Delete any embedded advertising, photos and cutlines from the files (The file should contain only your story and your identifying information)

At the top of each entry, the following information should be included:

• Writer(s)

• Publication or online service

• Category

• Date of publication

• E-mail address and telephone number for the writer(s) of the entry

The entries will be sorted and stripped of identifying information and forwarded to the judge(s).

Files containing your entries should follow this naming convention: yourname-category.doc

The category must be one of these four words: Game, Feature, Enterprise or Column

Example: KenStephens-game.doc

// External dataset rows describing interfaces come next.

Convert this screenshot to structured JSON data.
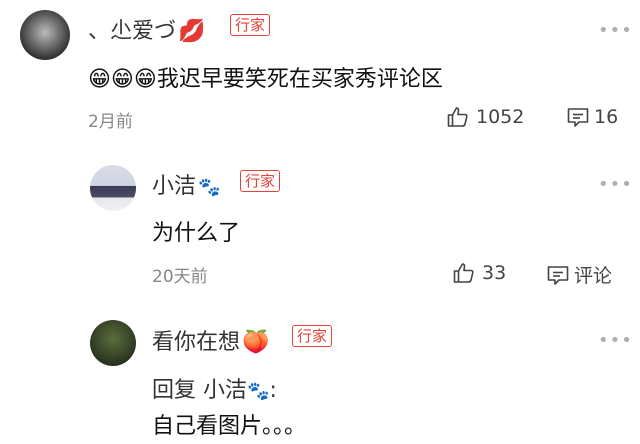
{
  "comment": {
    "username": "、尐爱づ",
    "name_emoji": "💋",
    "badge": "行家",
    "emojis": "😁😁😁",
    "text": "我迟早要笑死在买家秀评论区",
    "time": "2月前",
    "likes": "1052",
    "replies_count": "16",
    "more": "•••"
  },
  "replies": [
    {
      "username": "小洁",
      "name_emoji": "🐾",
      "badge": "行家",
      "text": "为什么了",
      "time": "20天前",
      "likes": "33",
      "reply_label": "评论",
      "more": "•••"
    },
    {
      "username": "看你在想",
      "name_emoji": "🍑",
      "badge": "行家",
      "reply_prefix": "回复",
      "reply_to": "小洁",
      "reply_to_emoji": "🐾",
      "reply_colon": ":",
      "text": "自己看图片。。。",
      "more": "•••"
    }
  ],
  "colors": {
    "badge": "#e8423a",
    "meta": "#888888"
  }
}
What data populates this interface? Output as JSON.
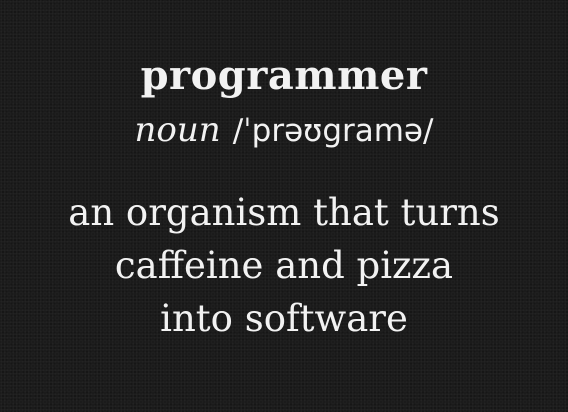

Only entries sent electronically will be accepted and all entries will be sorted and stripped of identifying information and forwarded to the judge(s)

FWAA BEAT WRITER OF THE YEAR AWARD: If you have a nomination of a beat writer who covers major college football (either a team or a conference) or you want to nominate yourself, please send an e-mail/letter explaining the qualifications of the person (no more than 250 words) to:

Malcolm Moran

Sports Capital Journalism Program IUPUI

University Library 3100J

755 W. Michigan

Indianapolis, IN 46202

Malcolm’s e-mail is malcolmmoran1@gmail.com. Malcolm and his committee will then make inquiries into the FWAA members nominated. In order to qualify for this award the person nominated must have been an FWAA member during the 2016 football season.

Questions? E-mail Ken Stephens at ken.stephens@sbcglobal.net.

Ross Browner to receive Bronko Nagurski Legends Award

Bronko Nagurski Legends Award

Bronko Nagurski Legends Award

Charlotte, N.C. February 15, 2017 — The Charlotte Touchdown Club in conjunction with the Football Writers Association of America and Florida East Coast Railway proudly announces University of Notre Dame great Ross Browner as the recipient of the 2017 Bronko Nagurski Legends Award, which recognizes outstanding defensive football players from the past 40 years.

The award will be presented formally during the annual Bronko Nagurski Trophy Awards Banquet presented by ACN on December 4, 2017.

Ross Browner

Ross Browner

“Being name recipient of the 2017 Bronko Nagurski Legends Award is a tremendous honor,” Browner said. “I’m so grateful for all the coaches and teammates who encouraged me along the way. It’s such a thrill to accept an award with past winners such as Bubba Smith, Randy Gradishar, Randy White and others.”

“Congratulations to Ross Browner on being named the 2017 Bronko Nagurski Legends Award recipient,” said James R. Hertwig, CEO of Florida East Coast Railway. “Ross’s performance on the field and his dedication to community service make this a well-deserved honor. Florida East Coast Railway takes great pride in our support of the Charlotte Touchdown Club and its mission to promote citizenship, scholarship, sportsmanship and leadership.”

More…

Photo gallery: Outland Trophy Presentation Banquet

These photos were shot at the Outland Trophy Presentation Banquet on Jan. 11, 2017, in Omaha. Alabama’s Cam Robinson received the 2016 Outland Trophy, and former Oklahoma Coach Barry Switzer received the Tom Osborne Legacy Award.